Risk #1: The Bacteria Buffet at the Makeup Counter

Few things are as glamorous as the gleaming cosmetics section in a big department store, packed with fresh-faced clerks in chic, tidy outfits. But, don’t be fooled by appearances. The tubes, containers, and bottles they are beckoning you to sample are filled with the bacteria of the shoppers who came before you. Those shiny testers are touched by hundreds of women who may harbor pink eye, herpes, a cold or flu, or simply hands that weren’t washed after going to the bathroom.

What You Should Know

A 2-year study of germs at the makeup counter found that 100% of samples were contaminated with bacteria such as staphylococcus aureus, strep and E. Coli (yes, the poop germ).  And it didn’t matter if the store was on Fifth Avenue or Main Street.

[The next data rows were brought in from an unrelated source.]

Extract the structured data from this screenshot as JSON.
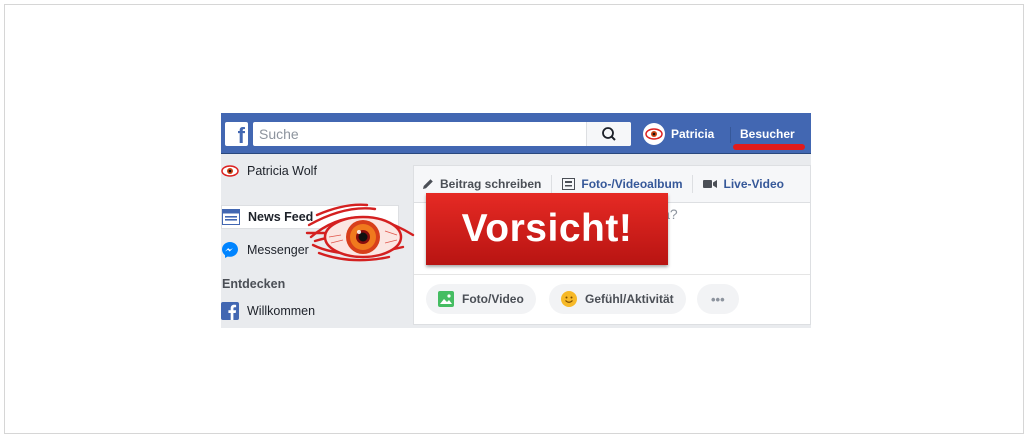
{
  "colors": {
    "facebook_blue": "#4267b2",
    "warning_red": "#e21b1b",
    "link_blue": "#365899"
  },
  "topbar": {
    "logo_letter": "f",
    "search_placeholder": "Suche",
    "user_name": "Patricia",
    "visitors_label": "Besucher"
  },
  "leftnav": {
    "profile_name": "Patricia Wolf",
    "items": [
      {
        "label": "News Feed",
        "icon": "news-feed-icon"
      },
      {
        "label": "Messenger",
        "icon": "messenger-icon"
      }
    ],
    "section_title": "Entdecken",
    "explore_items": [
      {
        "label": "Willkommen",
        "icon": "facebook-icon"
      }
    ]
  },
  "composer": {
    "tabs": [
      {
        "label": "Beitrag schreiben",
        "icon": "pencil-icon"
      },
      {
        "label": "Foto-/Videoalbum",
        "icon": "album-icon"
      },
      {
        "label": "Live-Video",
        "icon": "video-camera-icon"
      }
    ],
    "prompt_tail": "cia?",
    "actions": [
      {
        "label": "Foto/Video",
        "icon": "photo-icon"
      },
      {
        "label": "Gefühl/Aktivität",
        "icon": "smiley-icon"
      },
      {
        "label": "•••",
        "icon": "more-icon"
      }
    ]
  },
  "overlay": {
    "warning_text": "Vorsicht!",
    "icon": "red-eye-icon"
  }
}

What You Can Do

  • Employ single-use applicators for anything that will touch your eyes, nose or mouth. On lipsticks, swipe the swab or applicator on the side of the tube, not the top (which everyone else has been touching). With lip-gloss, squeeze a little out and discard, then use the applicator to apply.
  • Disinfect lipsticks, pencils, and brushes with spray alcohol (ask the clerk to use theirs or bring your own). Use a Kleenex to scrape the top layer off eye shadows, blushes, and powders and apply with a cotton ball.
  • Bring your own mascara if you’re getting a makeover at the counter.
  • Avoid sampling on the weekend, when the study found the highest levels of contamination. The lowest levels were on Thursday afternoon.